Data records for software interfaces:
------------

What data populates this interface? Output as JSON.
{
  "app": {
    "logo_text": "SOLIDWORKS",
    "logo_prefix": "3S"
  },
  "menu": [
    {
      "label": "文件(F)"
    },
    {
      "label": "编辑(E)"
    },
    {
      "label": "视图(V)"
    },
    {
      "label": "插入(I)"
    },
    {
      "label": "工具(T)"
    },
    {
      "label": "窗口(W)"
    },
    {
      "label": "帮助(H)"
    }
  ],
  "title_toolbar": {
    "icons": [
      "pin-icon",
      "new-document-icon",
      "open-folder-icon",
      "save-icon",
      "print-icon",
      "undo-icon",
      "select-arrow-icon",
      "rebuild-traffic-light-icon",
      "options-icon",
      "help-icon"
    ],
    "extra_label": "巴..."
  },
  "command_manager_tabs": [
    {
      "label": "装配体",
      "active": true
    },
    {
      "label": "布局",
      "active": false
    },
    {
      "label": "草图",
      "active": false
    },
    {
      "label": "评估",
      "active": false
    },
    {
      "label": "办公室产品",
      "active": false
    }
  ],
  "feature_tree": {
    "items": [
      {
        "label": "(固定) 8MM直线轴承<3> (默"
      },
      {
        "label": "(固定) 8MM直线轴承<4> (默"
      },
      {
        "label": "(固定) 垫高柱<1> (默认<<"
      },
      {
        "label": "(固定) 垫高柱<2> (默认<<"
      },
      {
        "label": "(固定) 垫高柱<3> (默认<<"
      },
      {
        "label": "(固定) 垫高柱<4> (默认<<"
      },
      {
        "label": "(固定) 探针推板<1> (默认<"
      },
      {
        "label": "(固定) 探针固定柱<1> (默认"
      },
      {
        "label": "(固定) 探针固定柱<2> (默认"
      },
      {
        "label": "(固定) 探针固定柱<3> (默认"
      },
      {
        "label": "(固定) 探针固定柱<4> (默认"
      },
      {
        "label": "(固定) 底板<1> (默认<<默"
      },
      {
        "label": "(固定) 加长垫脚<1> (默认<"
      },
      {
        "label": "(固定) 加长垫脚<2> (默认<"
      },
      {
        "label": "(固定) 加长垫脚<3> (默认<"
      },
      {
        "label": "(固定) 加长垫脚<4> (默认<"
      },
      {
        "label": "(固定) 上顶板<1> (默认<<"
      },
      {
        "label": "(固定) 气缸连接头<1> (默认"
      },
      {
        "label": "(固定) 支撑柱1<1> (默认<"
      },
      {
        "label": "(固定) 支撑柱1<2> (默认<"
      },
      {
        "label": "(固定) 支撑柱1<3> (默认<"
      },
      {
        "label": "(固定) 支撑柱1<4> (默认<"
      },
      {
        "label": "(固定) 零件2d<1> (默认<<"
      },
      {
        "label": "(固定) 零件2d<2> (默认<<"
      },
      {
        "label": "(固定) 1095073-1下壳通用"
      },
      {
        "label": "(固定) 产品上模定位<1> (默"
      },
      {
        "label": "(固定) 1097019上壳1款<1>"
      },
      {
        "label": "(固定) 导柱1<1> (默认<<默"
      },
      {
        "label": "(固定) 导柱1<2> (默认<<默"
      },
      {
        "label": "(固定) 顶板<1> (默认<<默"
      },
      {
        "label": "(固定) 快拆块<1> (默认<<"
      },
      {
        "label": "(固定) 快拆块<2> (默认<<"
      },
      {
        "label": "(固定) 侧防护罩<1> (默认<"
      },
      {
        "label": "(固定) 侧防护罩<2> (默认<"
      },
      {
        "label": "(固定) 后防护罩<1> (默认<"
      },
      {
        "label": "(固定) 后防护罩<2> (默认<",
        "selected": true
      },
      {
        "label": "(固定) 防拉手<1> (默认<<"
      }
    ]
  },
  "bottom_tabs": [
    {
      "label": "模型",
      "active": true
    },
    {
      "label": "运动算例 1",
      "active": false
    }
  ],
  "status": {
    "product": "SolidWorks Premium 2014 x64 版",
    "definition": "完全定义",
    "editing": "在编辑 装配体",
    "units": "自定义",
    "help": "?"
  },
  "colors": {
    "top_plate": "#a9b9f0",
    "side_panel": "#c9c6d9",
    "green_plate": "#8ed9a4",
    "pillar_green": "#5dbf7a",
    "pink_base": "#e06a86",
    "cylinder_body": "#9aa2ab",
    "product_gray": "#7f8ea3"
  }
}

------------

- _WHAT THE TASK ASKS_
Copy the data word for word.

- _REPLY_
What data populates this interface? Output as JSON.
{
  "app": {
    "logo_text": "SOLIDWORKS",
    "logo_prefix": "3S"
  },
  "menu": [
    {
      "label": "文件(F)"
    },
    {
      "label": "编辑(E)"
    },
    {
      "label": "视图(V)"
    },
    {
      "label": "插入(I)"
    },
    {
      "label": "工具(T)"
    },
    {
      "label": "窗口(W)"
    },
    {
      "label": "帮助(H)"
    }
  ],
  "title_toolbar": {
    "icons": [
      "pin-icon",
      "new-document-icon",
      "open-folder-icon",
      "save-icon",
      "print-icon",
      "undo-icon",
      "select-arrow-icon",
      "rebuild-traffic-light-icon",
      "options-icon",
      "help-icon"
    ],
    "extra_label": "巴..."
  },
  "command_manager_tabs": [
    {
      "label": "装配体",
      "active": true
    },
    {
      "label": "布局",
      "active": false
    },
    {
      "label": "草图",
      "active": false
    },
    {
      "label": "评估",
      "active": false
    },
    {
      "label": "办公室产品",
      "active": false
    }
  ],
  "feature_tree": {
    "items": [
      {
        "label": "(固定) 8MM直线轴承<3> (默"
      },
      {
        "label": "(固定) 8MM直线轴承<4> (默"
      },
      {
        "label": "(固定) 垫高柱<1> (默认<<"
      },
      {
        "label": "(固定) 垫高柱<2> (默认<<"
      },
      {
        "label": "(固定) 垫高柱<3> (默认<<"
      },
      {
        "label": "(固定) 垫高柱<4> (默认<<"
      },
      {
        "label": "(固定) 探针推板<1> (默认<"
      },
      {
        "label": "(固定) 探针固定柱<1> (默认"
      },
      {
        "label": "(固定) 探针固定柱<2> (默认"
      },
      {
        "label": "(固定) 探针固定柱<3> (默认"
      },
      {
        "label": "(固定) 探针固定柱<4> (默认"
      },
      {
        "label": "(固定) 底板<1> (默认<<默"
      },
      {
        "label": "(固定) 加长垫脚<1> (默认<"
      },
      {
        "label": "(固定) 加长垫脚<2> (默认<"
      },
      {
        "label": "(固定) 加长垫脚<3> (默认<"
      },
      {
        "label": "(固定) 加长垫脚<4> (默认<"
      },
      {
        "label": "(固定) 上顶板<1> (默认<<"
      },
      {
        "label": "(固定) 气缸连接头<1> (默认"
      },
      {
        "label": "(固定) 支撑柱1<1> (默认<"
      },
      {
        "label": "(固定) 支撑柱1<2> (默认<"
      },
      {
        "label": "(固定) 支撑柱1<3> (默认<"
      },
      {
        "label": "(固定) 支撑柱1<4> (默认<"
      },
      {
        "label": "(固定) 零件2d<1> (默认<<"
      },
      {
        "label": "(固定) 零件2d<2> (默认<<"
      },
      {
        "label": "(固定) 1095073-1下壳通用"
      },
      {
        "label": "(固定) 产品上模定位<1> (默"
      },
      {
        "label": "(固定) 1097019上壳1款<1>"
      },
      {
        "label": "(固定) 导柱1<1> (默认<<默"
      },
      {
        "label": "(固定) 导柱1<2> (默认<<默"
      },
      {
        "label": "(固定) 顶板<1> (默认<<默"
      },
      {
        "label": "(固定) 快拆块<1> (默认<<"
      },
      {
        "label": "(固定) 快拆块<2> (默认<<"
      },
      {
        "label": "(固定) 侧防护罩<1> (默认<"
      },
      {
        "label": "(固定) 侧防护罩<2> (默认<"
      },
      {
        "label": "(固定) 后防护罩<1> (默认<"
      },
      {
        "label": "(固定) 后防护罩<2> (默认<",
        "selected": true
      },
      {
        "label": "(固定) 防拉手<1> (默认<<"
      }
    ]
  },
  "bottom_tabs": [
    {
      "label": "模型",
      "active": true
    },
    {
      "label": "运动算例 1",
      "active": false
    }
  ],
  "status": {
    "product": "SolidWorks Premium 2014 x64 版",
    "definition": "完全定义",
    "editing": "在编辑 装配体",
    "units": "自定义",
    "help": "?"
  },
  "colors": {
    "top_plate": "#a9b9f0",
    "side_panel": "#c9c6d9",
    "green_plate": "#8ed9a4",
    "pillar_green": "#5dbf7a",
    "pink_base": "#e06a86",
    "cylinder_body": "#9aa2ab",
    "product_gray": "#7f8ea3"
  }
}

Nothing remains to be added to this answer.